Task to carry out ▸ Restate, word for word, every line of the data.

Start of Excerpted records

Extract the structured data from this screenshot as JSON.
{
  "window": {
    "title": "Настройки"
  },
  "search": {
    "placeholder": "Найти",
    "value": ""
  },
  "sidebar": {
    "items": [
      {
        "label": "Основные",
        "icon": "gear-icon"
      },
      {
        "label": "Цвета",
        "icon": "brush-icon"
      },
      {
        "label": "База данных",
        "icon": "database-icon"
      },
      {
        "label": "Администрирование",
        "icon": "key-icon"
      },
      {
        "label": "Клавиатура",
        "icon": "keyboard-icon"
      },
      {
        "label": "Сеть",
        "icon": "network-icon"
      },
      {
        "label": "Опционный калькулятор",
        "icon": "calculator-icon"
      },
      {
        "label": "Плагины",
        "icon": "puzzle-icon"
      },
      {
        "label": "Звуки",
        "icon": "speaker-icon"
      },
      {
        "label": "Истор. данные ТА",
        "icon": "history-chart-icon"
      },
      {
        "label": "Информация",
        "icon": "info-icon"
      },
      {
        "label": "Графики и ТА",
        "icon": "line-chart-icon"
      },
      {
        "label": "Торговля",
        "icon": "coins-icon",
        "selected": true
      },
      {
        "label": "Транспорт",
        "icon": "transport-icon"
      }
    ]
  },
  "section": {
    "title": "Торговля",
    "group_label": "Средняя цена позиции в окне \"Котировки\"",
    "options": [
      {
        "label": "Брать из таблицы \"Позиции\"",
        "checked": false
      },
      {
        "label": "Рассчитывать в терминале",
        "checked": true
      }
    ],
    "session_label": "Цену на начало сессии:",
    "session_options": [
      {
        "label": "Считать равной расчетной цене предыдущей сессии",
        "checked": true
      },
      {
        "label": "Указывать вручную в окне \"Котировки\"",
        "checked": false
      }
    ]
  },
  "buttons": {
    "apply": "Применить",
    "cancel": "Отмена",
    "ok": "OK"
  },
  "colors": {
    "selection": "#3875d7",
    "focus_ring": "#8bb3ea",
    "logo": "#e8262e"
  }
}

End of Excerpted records

Finished exercise ▸
Extract the structured data from this screenshot as JSON.
{
  "window": {
    "title": "Настройки"
  },
  "search": {
    "placeholder": "Найти",
    "value": ""
  },
  "sidebar": {
    "items": [
      {
        "label": "Основные",
        "icon": "gear-icon"
      },
      {
        "label": "Цвета",
        "icon": "brush-icon"
      },
      {
        "label": "База данных",
        "icon": "database-icon"
      },
      {
        "label": "Администрирование",
        "icon": "key-icon"
      },
      {
        "label": "Клавиатура",
        "icon": "keyboard-icon"
      },
      {
        "label": "Сеть",
        "icon": "network-icon"
      },
      {
        "label": "Опционный калькулятор",
        "icon": "calculator-icon"
      },
      {
        "label": "Плагины",
        "icon": "puzzle-icon"
      },
      {
        "label": "Звуки",
        "icon": "speaker-icon"
      },
      {
        "label": "Истор. данные ТА",
        "icon": "history-chart-icon"
      },
      {
        "label": "Информация",
        "icon": "info-icon"
      },
      {
        "label": "Графики и ТА",
        "icon": "line-chart-icon"
      },
      {
        "label": "Торговля",
        "icon": "coins-icon",
        "selected": true
      },
      {
        "label": "Транспорт",
        "icon": "transport-icon"
      }
    ]
  },
  "section": {
    "title": "Торговля",
    "group_label": "Средняя цена позиции в окне \"Котировки\"",
    "options": [
      {
        "label": "Брать из таблицы \"Позиции\"",
        "checked": false
      },
      {
        "label": "Рассчитывать в терминале",
        "checked": true
      }
    ],
    "session_label": "Цену на начало сессии:",
    "session_options": [
      {
        "label": "Считать равной расчетной цене предыдущей сессии",
        "checked": true
      },
      {
        "label": "Указывать вручную в окне \"Котировки\"",
        "checked": false
      }
    ]
  },
  "buttons": {
    "apply": "Применить",
    "cancel": "Отмена",
    "ok": "OK"
  },
  "colors": {
    "selection": "#3875d7",
    "focus_ring": "#8bb3ea",
    "logo": "#e8262e"
  }
}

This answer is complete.